■ WHAT TO PRODUCE
Pull every line containing "components" from the data.

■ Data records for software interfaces
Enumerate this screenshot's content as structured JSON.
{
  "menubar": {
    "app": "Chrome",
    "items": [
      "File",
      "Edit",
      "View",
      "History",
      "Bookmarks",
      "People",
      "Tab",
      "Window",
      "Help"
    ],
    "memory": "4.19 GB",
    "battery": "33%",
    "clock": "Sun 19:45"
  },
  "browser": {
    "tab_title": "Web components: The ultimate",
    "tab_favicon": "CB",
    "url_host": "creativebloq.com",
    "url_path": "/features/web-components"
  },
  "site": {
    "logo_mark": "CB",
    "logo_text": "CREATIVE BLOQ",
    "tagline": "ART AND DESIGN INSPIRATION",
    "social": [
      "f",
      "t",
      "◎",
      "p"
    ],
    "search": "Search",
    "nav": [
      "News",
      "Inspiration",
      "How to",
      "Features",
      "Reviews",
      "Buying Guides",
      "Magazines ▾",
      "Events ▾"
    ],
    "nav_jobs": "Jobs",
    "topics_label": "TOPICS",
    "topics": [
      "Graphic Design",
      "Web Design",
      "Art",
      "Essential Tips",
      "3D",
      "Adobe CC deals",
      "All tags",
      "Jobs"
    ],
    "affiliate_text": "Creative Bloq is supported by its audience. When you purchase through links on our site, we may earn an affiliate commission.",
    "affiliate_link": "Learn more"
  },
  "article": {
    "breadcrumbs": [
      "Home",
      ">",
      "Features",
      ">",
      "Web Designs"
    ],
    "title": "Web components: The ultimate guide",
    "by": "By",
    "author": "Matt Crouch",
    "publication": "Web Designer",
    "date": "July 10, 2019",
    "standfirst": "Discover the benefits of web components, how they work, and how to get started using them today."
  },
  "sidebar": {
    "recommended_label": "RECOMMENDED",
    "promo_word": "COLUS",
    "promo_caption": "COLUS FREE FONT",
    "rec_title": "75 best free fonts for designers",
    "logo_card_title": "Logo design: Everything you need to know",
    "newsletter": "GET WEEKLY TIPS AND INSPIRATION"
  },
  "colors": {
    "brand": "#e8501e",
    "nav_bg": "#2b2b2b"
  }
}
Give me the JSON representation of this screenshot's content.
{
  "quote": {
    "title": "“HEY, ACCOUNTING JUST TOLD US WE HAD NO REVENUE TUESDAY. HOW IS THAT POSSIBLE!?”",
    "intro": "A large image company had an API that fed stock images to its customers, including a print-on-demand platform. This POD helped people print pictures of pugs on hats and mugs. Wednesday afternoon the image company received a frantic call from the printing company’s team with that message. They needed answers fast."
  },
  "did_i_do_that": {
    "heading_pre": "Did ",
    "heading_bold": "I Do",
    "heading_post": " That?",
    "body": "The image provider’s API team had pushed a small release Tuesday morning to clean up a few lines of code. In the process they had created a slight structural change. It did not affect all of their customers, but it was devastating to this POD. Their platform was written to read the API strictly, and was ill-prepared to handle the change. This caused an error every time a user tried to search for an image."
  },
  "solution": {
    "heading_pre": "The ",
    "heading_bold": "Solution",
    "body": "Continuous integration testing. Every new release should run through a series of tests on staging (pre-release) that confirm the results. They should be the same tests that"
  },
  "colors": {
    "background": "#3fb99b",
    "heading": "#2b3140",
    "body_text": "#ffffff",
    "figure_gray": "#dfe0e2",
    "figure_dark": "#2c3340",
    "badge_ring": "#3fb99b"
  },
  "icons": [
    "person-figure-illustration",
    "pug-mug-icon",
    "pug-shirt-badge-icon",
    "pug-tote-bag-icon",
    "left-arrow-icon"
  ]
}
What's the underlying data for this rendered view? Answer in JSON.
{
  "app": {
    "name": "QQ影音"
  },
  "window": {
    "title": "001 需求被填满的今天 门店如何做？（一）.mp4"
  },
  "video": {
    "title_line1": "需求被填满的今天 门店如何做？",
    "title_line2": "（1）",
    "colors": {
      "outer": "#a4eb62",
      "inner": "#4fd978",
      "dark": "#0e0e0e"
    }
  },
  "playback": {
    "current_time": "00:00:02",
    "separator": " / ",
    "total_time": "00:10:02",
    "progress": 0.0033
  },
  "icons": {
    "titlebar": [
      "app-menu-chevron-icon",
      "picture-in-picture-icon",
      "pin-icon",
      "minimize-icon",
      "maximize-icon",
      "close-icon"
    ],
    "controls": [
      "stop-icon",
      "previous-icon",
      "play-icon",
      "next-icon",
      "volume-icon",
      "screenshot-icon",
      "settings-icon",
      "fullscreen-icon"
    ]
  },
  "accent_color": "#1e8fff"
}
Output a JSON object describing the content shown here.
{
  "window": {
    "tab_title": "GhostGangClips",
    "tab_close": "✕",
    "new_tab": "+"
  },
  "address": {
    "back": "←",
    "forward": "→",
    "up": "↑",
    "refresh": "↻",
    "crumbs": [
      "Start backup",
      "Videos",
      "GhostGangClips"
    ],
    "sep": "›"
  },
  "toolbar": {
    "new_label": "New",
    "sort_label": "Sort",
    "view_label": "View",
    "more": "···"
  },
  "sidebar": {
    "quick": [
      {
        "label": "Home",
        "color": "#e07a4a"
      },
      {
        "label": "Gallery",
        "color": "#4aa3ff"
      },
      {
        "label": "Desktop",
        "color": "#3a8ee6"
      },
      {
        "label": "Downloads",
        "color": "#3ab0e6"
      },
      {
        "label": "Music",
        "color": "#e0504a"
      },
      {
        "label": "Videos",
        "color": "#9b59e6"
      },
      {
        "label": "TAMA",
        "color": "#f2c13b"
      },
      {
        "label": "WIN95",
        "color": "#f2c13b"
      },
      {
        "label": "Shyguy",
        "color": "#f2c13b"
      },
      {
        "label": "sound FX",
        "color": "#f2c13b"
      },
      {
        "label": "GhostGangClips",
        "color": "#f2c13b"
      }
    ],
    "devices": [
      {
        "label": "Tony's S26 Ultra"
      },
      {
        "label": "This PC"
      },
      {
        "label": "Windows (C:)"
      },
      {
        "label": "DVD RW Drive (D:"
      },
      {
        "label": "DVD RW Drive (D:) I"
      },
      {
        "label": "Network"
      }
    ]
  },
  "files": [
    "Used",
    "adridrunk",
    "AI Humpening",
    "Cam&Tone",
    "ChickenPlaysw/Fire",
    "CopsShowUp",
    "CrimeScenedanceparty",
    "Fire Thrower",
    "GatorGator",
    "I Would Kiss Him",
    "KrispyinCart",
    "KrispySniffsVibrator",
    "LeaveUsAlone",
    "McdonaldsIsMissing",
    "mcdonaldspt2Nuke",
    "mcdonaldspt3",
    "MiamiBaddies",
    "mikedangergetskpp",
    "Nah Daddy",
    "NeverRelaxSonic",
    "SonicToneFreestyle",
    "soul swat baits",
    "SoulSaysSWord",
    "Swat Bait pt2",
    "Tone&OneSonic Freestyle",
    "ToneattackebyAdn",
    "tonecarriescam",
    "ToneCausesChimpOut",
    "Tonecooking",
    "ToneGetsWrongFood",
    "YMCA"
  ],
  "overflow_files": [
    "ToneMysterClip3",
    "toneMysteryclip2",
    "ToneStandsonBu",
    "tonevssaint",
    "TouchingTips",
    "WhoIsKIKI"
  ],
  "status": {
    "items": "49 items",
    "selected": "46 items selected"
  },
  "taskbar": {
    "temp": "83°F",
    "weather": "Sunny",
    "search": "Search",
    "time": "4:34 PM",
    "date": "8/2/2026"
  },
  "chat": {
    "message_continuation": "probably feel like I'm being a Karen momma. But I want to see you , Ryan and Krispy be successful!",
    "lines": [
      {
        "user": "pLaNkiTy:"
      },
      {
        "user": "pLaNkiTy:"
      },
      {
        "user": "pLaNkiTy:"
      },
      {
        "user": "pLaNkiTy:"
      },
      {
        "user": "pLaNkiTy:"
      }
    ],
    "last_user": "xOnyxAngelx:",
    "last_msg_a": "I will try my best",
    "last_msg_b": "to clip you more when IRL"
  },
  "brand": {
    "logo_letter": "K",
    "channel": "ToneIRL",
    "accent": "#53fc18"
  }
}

■ TASK RESULT
    "tab_title": "Web components: The ultimate",
    "url_path": "/features/web-components"
    "title": "Web components: The ultimate guide",
    "standfirst": "Discover the benefits of web components, how they work, and how to get started using them today."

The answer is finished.